It seems clear in the article that the man did not necessarily want to leave, and in fact wishes he could have stayed, that he is sad to have (had to?) leave, for whatever reason. And this is a relatively common story on one level or another - families or businesses that try to start or relocate to Armenia meet with so much difficulty in terms of finding jobs or corrupt taxation or bureaucracy, that they end up unable to stay. I am not comparing the hardship of those who do live in Armenia to those who try to relocate. That is irrelevant to my point (which I will get to soon enough), and my purpose is not to compare or judge. There are those who have tried and succeeded in moving from the outside to Armenia, and some who have tried and failed.

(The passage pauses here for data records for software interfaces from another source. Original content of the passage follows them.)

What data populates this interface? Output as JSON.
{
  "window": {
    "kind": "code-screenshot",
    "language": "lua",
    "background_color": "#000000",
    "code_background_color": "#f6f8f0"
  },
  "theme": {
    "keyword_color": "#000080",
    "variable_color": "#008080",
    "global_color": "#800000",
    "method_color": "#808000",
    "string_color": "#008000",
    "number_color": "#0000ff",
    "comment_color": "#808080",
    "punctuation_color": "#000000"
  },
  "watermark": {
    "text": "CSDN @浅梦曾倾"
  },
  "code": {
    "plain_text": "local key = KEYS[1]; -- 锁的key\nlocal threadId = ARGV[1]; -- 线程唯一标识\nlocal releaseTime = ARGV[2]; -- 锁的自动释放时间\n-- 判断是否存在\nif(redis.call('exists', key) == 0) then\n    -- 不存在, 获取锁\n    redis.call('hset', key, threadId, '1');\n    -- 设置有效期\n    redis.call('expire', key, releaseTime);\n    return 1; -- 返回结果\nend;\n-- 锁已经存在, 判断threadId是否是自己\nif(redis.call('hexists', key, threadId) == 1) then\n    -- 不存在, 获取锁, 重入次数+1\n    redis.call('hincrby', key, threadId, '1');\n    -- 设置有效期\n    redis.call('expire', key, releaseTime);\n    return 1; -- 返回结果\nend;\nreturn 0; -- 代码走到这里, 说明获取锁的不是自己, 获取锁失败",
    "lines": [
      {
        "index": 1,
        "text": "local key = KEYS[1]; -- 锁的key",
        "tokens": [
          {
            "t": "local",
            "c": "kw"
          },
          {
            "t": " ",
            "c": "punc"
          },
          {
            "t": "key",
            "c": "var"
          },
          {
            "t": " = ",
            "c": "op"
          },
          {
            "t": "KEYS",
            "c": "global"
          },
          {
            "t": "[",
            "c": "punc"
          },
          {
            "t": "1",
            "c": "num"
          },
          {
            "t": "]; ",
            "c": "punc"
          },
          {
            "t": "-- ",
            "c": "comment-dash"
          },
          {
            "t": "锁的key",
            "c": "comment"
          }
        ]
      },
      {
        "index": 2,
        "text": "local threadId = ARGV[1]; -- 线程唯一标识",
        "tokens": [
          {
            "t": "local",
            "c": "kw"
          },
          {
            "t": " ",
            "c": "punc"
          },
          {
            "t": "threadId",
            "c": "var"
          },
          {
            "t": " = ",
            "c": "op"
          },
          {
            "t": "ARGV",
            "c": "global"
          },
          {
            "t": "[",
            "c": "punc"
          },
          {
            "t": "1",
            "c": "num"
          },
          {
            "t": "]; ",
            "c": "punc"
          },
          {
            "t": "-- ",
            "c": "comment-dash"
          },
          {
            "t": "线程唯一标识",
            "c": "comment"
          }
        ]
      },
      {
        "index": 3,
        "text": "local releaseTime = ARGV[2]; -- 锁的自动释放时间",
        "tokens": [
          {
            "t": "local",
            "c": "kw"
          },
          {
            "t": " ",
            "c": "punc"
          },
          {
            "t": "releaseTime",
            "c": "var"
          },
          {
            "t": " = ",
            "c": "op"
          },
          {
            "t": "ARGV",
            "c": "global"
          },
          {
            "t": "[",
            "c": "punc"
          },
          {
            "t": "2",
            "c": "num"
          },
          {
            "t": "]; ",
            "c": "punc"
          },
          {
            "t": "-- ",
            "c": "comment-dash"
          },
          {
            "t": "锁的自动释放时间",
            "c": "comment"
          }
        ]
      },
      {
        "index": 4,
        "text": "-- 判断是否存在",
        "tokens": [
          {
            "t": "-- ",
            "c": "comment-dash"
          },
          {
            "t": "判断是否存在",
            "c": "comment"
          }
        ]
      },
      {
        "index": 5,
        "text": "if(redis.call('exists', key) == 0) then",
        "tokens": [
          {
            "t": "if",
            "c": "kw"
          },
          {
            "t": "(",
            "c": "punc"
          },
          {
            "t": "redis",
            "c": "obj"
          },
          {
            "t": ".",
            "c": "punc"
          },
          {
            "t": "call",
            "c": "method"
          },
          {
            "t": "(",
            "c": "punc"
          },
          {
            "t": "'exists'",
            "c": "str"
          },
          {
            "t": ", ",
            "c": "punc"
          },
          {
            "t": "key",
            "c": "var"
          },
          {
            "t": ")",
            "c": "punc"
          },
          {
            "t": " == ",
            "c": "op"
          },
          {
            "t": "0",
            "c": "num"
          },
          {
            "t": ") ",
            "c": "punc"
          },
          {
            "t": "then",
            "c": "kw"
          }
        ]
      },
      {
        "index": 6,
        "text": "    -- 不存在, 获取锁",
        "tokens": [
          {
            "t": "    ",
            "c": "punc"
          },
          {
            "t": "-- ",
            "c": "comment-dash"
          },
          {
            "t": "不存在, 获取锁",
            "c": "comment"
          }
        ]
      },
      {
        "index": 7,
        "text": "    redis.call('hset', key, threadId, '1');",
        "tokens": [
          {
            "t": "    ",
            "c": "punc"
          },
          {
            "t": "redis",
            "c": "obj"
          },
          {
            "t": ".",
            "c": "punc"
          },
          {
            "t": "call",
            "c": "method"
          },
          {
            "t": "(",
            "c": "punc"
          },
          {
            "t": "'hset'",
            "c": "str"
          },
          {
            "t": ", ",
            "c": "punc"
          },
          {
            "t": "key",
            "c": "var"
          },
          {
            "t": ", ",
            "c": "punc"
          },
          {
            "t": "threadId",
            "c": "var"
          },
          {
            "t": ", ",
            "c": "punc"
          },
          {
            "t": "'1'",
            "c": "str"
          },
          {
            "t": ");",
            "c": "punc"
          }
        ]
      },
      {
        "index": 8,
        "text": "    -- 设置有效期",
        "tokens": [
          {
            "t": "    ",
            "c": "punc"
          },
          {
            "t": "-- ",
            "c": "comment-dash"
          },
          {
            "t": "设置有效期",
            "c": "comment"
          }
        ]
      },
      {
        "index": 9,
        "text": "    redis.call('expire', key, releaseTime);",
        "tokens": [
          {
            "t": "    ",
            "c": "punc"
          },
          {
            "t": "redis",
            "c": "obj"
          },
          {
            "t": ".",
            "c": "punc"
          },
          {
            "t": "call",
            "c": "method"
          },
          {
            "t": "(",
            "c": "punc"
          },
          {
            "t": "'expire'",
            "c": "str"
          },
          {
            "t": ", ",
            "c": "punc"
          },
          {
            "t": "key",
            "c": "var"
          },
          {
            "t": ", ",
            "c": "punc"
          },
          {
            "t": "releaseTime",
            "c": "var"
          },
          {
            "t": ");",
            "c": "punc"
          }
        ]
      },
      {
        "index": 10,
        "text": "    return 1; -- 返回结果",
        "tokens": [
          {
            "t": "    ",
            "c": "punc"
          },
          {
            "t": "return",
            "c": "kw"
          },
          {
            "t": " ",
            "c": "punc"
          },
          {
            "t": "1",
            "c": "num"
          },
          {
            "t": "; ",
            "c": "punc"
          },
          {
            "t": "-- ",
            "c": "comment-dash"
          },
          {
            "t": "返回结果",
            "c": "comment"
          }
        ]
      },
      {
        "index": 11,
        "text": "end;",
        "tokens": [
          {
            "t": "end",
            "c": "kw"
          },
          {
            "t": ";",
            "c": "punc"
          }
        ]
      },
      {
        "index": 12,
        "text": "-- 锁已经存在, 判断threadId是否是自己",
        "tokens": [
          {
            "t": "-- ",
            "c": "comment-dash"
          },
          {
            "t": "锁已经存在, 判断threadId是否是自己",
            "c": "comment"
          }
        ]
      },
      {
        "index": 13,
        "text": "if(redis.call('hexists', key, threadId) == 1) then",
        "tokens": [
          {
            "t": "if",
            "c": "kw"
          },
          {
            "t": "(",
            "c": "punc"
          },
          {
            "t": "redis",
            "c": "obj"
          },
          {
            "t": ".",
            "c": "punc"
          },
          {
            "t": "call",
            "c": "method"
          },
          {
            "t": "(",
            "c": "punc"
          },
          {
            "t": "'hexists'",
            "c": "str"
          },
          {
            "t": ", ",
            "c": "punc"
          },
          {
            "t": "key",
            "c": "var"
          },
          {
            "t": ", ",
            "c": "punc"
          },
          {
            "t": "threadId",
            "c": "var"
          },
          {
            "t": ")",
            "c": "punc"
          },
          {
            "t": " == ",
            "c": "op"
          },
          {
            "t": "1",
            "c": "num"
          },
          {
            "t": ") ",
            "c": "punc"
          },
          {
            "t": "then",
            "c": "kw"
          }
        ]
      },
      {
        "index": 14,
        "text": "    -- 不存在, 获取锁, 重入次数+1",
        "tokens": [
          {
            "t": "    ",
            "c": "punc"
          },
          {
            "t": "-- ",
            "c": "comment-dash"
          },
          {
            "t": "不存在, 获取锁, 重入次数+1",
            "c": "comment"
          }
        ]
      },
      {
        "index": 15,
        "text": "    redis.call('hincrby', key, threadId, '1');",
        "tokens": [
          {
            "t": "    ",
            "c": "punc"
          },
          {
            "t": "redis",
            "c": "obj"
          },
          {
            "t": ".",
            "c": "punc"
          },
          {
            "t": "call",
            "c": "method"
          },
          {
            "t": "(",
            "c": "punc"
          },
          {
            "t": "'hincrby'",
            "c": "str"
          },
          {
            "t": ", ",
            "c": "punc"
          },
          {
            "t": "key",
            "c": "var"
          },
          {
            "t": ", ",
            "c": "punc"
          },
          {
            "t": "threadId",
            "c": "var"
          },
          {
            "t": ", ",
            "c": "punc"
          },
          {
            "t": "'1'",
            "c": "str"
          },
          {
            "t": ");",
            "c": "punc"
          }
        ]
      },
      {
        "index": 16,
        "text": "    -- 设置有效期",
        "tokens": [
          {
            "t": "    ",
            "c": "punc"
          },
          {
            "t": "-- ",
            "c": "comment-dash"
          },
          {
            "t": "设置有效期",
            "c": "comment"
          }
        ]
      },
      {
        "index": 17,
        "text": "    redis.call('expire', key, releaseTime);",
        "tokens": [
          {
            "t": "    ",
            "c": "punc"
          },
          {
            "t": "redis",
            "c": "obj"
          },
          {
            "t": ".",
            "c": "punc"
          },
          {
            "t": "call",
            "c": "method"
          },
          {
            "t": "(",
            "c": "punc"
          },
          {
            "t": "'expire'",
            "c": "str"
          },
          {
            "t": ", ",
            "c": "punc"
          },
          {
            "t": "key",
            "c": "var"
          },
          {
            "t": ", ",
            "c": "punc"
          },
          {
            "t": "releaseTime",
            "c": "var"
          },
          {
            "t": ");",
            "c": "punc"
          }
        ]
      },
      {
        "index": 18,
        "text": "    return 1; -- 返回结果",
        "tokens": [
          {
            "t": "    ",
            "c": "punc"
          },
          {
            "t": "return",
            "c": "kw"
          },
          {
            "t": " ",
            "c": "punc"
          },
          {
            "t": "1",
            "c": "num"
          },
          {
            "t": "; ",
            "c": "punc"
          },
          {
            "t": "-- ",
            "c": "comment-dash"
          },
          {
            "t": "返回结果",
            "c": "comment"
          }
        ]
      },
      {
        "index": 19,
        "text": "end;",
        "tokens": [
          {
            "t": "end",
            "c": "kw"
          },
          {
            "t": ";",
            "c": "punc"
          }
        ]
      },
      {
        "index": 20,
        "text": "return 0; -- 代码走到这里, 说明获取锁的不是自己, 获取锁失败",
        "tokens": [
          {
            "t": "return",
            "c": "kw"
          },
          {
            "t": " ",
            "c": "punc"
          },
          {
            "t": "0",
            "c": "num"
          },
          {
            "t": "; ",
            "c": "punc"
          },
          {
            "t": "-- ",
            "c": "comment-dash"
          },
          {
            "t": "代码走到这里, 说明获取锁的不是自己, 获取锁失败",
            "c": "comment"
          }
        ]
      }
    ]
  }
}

What I would like to point out is his wording. To "love the homeland from afar", or "she will sting you." Of course it is a sentence of sadness. And perhaps in this context, thats all there was to it. I was not there for the conversation. The editor ends the article, it seems, curious, wondering, maybe a little sad herself, but saying "its worth the risk." I agree, it is worth it, but that is only the beginning... I would take it much further...

I have been in conversations where similar comments are made about Armenia. And in these contexts, as can be imagined for argument's sake may have occurred in this conversation, there is a sense of hurt. And that hurt is linked to a sense of something having been done to the speaker. Armenia should have been a certain way, it was not, and therefore Armenia caused someone pain/hurt. As though Armenia were a single entity, an entity which owes me, you, Armenians in general.
That is a sense of entitlement. To say, well, Armenia hurt me, so its better to stay far from it (to perhaps abandon it completely as a real place, and leave it only as an idea), to say that I will just glance at it from time to time because it hurt me and wasn't what it was supposed to be, because it did not live up to my ideals, that is entitlement.

And this sentiment was rampant in the 90s in the Diaspora, and is still rampant in a mutated form today. Because Armenia, to so many Diasporans, was and is not a land with an entire population, a people, who live and breathe every day. But rather, Armenia was and is a homeland, a pedestalized (perhaps no longer in the mutated version) 'homeland' where soil is fertile, flowers bloom without bees, streets pave themselves, and all is well and good. Undesired and frowned upon realities of any and all societies - poverty, violence, prostitution, 'immorality' - all those things to which people often say "Amot," the things that of course 'real Armenians' anywhere do not do, they did not exist in Armenia.

That was the imagined, the pedestalized Armenia that so many expected. And of course it fell short.

And so there have been since the early 90s and continue to be comments about Armenia, 'it's dirty, 'it's corrupt'... and stories about thievery and scams that happen to Diasporans... and comments like 'X is just soo bad in Armenia,'...

And when I hear that, what I was reminded of when I read the man's statement in the letter from the editor, is that sense of entitlement.

What I always want to say back when I hear such things, is well, if it so bad, what are you, as a self-identified Armenian, doing to make it better?
How can you possibly feel satisfied with visiting Armenia, leaving and criticizing, and then going back in two years and repeating the cycle all over again?

If you, and I, and all of us, if we are all Armenian, then we are all part of this great idealized nation; Armenia is not just a homeland, but a land of people, of the Armenian people - Armenia IS the people and population of Armenia, with millions of actual Armenians, not just an entity which exists to provide Diasporans with a sense of idealized homeland and a nice vacation spot.

I suppose that is what JFK meant when he said: Ask not what your country can do for you, ask what you can do for your country.

If we truly want to be part of a great nation with a great Homeland, then it is not the Homeland that owes us, but we, as individuals of a nation, that owe and must build the Homeland.

The question of whether it is worth it is easy, but almost irrelevant.

The real question is, can we be worthy of the Armenia of which we all dream?